In late August, as UNESCO’s International Year of Indigenous Languages continued to be celebrated around the world, some of our team headed to Darwin for the 7th PULiiMA Indigenous Languages and Technology Conference. This biennial event brings together people from diverse backgrounds and work environments who share the common aim of celebrating the traditional languages of their country.
Program Director Tina Raye and Program Manager Leonie Short were joined at the conference by our newest staff member, our community Book Buzz consultant Josie Lardy, an early childhood teacher who is based in Jilkminggan, near Katherine, NT.
In the Awabakal language, traditionally spoken in the region around Newcastle, Lake Macquarie and the Lower Hunter in NSW, PULiiMA means “making voice”. And from all reports, not only many voices were heard but also significant connections made over the several days of the conference.
“Lots of people were really excited to hear of the work we do, especially our Community Literacy Projects,” says Leonie.

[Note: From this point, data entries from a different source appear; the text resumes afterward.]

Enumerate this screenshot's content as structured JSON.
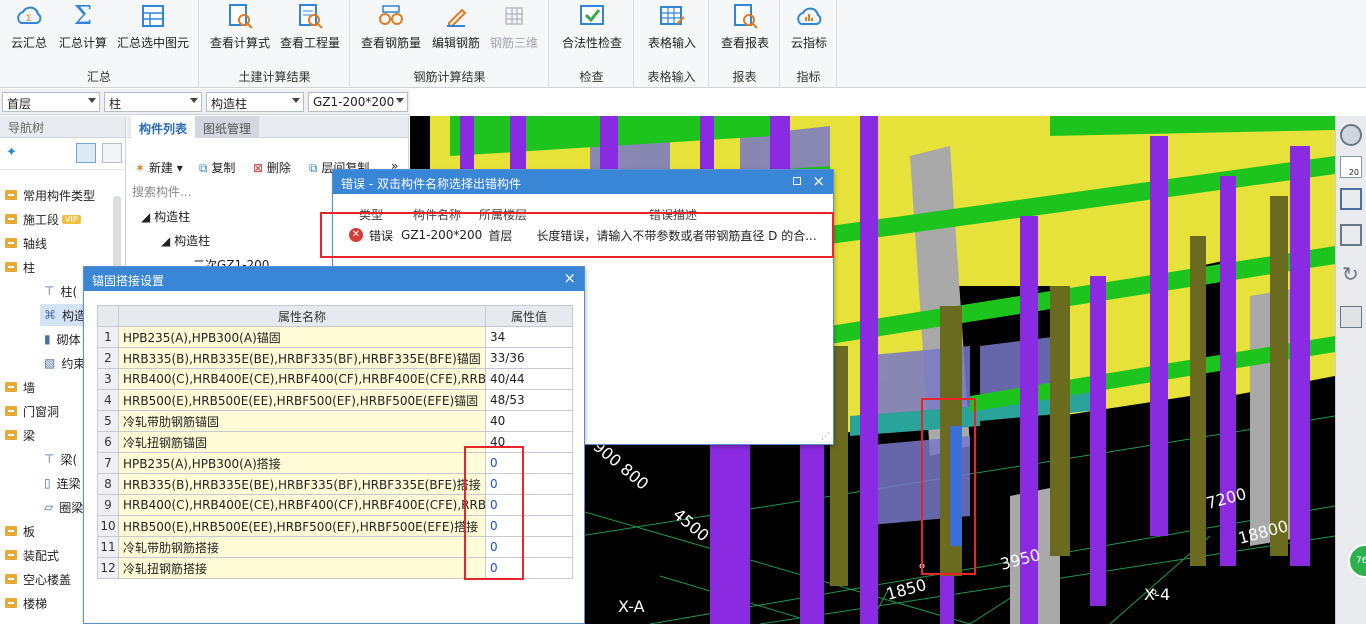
{
  "ribbon": {
    "groups": [
      {
        "title": "汇总",
        "buttons": [
          "云汇总",
          "汇总计算",
          "汇总选中图元"
        ]
      },
      {
        "title": "土建计算结果",
        "buttons": [
          "查看计算式",
          "查看工程量"
        ]
      },
      {
        "title": "钢筋计算结果",
        "buttons": [
          "查看钢筋量",
          "编辑钢筋",
          "钢筋三维"
        ]
      },
      {
        "title": "检查",
        "buttons": [
          "合法性检查"
        ]
      },
      {
        "title": "表格输入",
        "buttons": [
          "表格输入"
        ]
      },
      {
        "title": "报表",
        "buttons": [
          "查看报表"
        ]
      },
      {
        "title": "指标",
        "buttons": [
          "云指标"
        ]
      }
    ]
  },
  "selectors": {
    "floor": "首层",
    "category": "柱",
    "type": "构造柱",
    "component": "GZ1-200*200"
  },
  "nav": {
    "title": "导航树",
    "items": [
      "常用构件类型",
      "施工段",
      "轴线",
      "柱",
      "柱(",
      "构造",
      "砌体",
      "约束",
      "墙",
      "门窗洞",
      "梁",
      "梁(",
      "连梁",
      "圈梁",
      "板",
      "装配式",
      "空心楼盖",
      "楼梯"
    ],
    "vip": "VIP"
  },
  "comp": {
    "tabs": [
      "构件列表",
      "图纸管理"
    ],
    "new": "新建",
    "copy": "复制",
    "delete": "删除",
    "floorcopy": "层间复制",
    "search_placeholder": "搜索构件...",
    "tree": [
      "构造柱",
      "构造柱",
      "二次GZ1-200"
    ]
  },
  "error_dialog": {
    "title": "错误 - 双击构件名称选择出错构件",
    "headers": [
      "类型",
      "构件名称",
      "所属楼层",
      "错误描述"
    ],
    "row": {
      "type": "错误",
      "name": "GZ1-200*200",
      "floor": "首层",
      "desc": "长度错误，请输入不带参数或者带钢筋直径 D 的合..."
    }
  },
  "anchor_dialog": {
    "title": "锚固搭接设置",
    "headers": [
      "属性名称",
      "属性值"
    ],
    "rows": [
      {
        "n": "1",
        "name": "HPB235(A),HPB300(A)锚固",
        "val": "34"
      },
      {
        "n": "2",
        "name": "HRB335(B),HRB335E(BE),HRBF335(BF),HRBF335E(BFE)锚固",
        "val": "33/36"
      },
      {
        "n": "3",
        "name": "HRB400(C),HRB400E(CE),HRBF400(CF),HRBF400E(CFE),RRB40...",
        "val": "40/44"
      },
      {
        "n": "4",
        "name": "HRB500(E),HRB500E(EE),HRBF500(EF),HRBF500E(EFE)锚固",
        "val": "48/53"
      },
      {
        "n": "5",
        "name": "冷轧带肋钢筋锚固",
        "val": "40"
      },
      {
        "n": "6",
        "name": "冷轧扭钢筋锚固",
        "val": "40"
      },
      {
        "n": "7",
        "name": "HPB235(A),HPB300(A)搭接",
        "val": "0"
      },
      {
        "n": "8",
        "name": "HRB335(B),HRB335E(BE),HRBF335(BF),HRBF335E(BFE)搭接",
        "val": "0"
      },
      {
        "n": "9",
        "name": "HRB400(C),HRB400E(CE),HRBF400(CF),HRBF400E(CFE),RRB40...",
        "val": "0"
      },
      {
        "n": "10",
        "name": "HRB500(E),HRB500E(EE),HRBF500(EF),HRBF500E(EFE)搭接",
        "val": "0"
      },
      {
        "n": "11",
        "name": "冷轧带肋钢筋搭接",
        "val": "0"
      },
      {
        "n": "12",
        "name": "冷轧扭钢筋搭接",
        "val": "0"
      }
    ]
  },
  "viewport": {
    "dims": [
      "900 800",
      "4500",
      "1850",
      "3950",
      "7200",
      "18800"
    ],
    "axes": [
      "X-A",
      "X-4",
      "X"
    ],
    "badge": "76",
    "zoom": "20"
  }
}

In between attending conference sessions, Tina, Leonie and Josie staffed the ILF stand they’d set up. On display were copies of the many books in language we’ve worked with communities to produce, including I Saw We Saw, written in Yolgnu Matha and launched recently at the Garma Festival in Arnhem Land, and the runaway bestseller Moli det Bigibigi (Molly the Pig), a picture book in Binjari kriol. Translations into Australian Indigenous languages of such well-loved picture books as The Very Hungry Caterpillar and Where’s Spot? were also much perused by conference delegates.
Leonie says a highlight for all three of our team was the Women in Language Day, which was set aside to acknowledge and celebrate “the unique and special role our women play in maintaining, transmitting and promoting our languages and culture.” Our Board Director and Community Represenative, Leitha Assan was one of the Spokespeople for the day.
“It was particularly empowering,” Leonie says, “and really showcased just how passionate we are about preserving our languages, and the powerful role women in communities play in this. And the role elder women especially play is very strong, very important. We need to be thankful to them.”
Since the conference, Tina and Leonie have been fielding countless enquiries from other conference delegates keen to know more about the work our Foundation does in remote communities, and especially in regard to publishing books in Indigenous languages.
“It’s made me realise once again just how important community consultation is in getting things right [with our language and literacy projects]. And the strength there is in communities, and in being and working together.”
For Leonie, another important takeaway message was that it seems inevitable that 21st century technology will likely play a big part in any ongoing and future language preservation and revitalisation programs.
“There’s an app in New Zealand where you just take a photo of something and it tells you the word in Maori!”
Expanded horizons, a sense of excitement about what’s in store, the making of new community connections and above all, perhaps, the thrill of hearing so many First Nations voices!
- Posted 04 September, 2019
If you enjoyed reading this article, subscribe to our monthly e-newsletter. We'll keep you updated with the most current stories of our work in remote communities, as well as upcoming events you could participate in. SIGN UP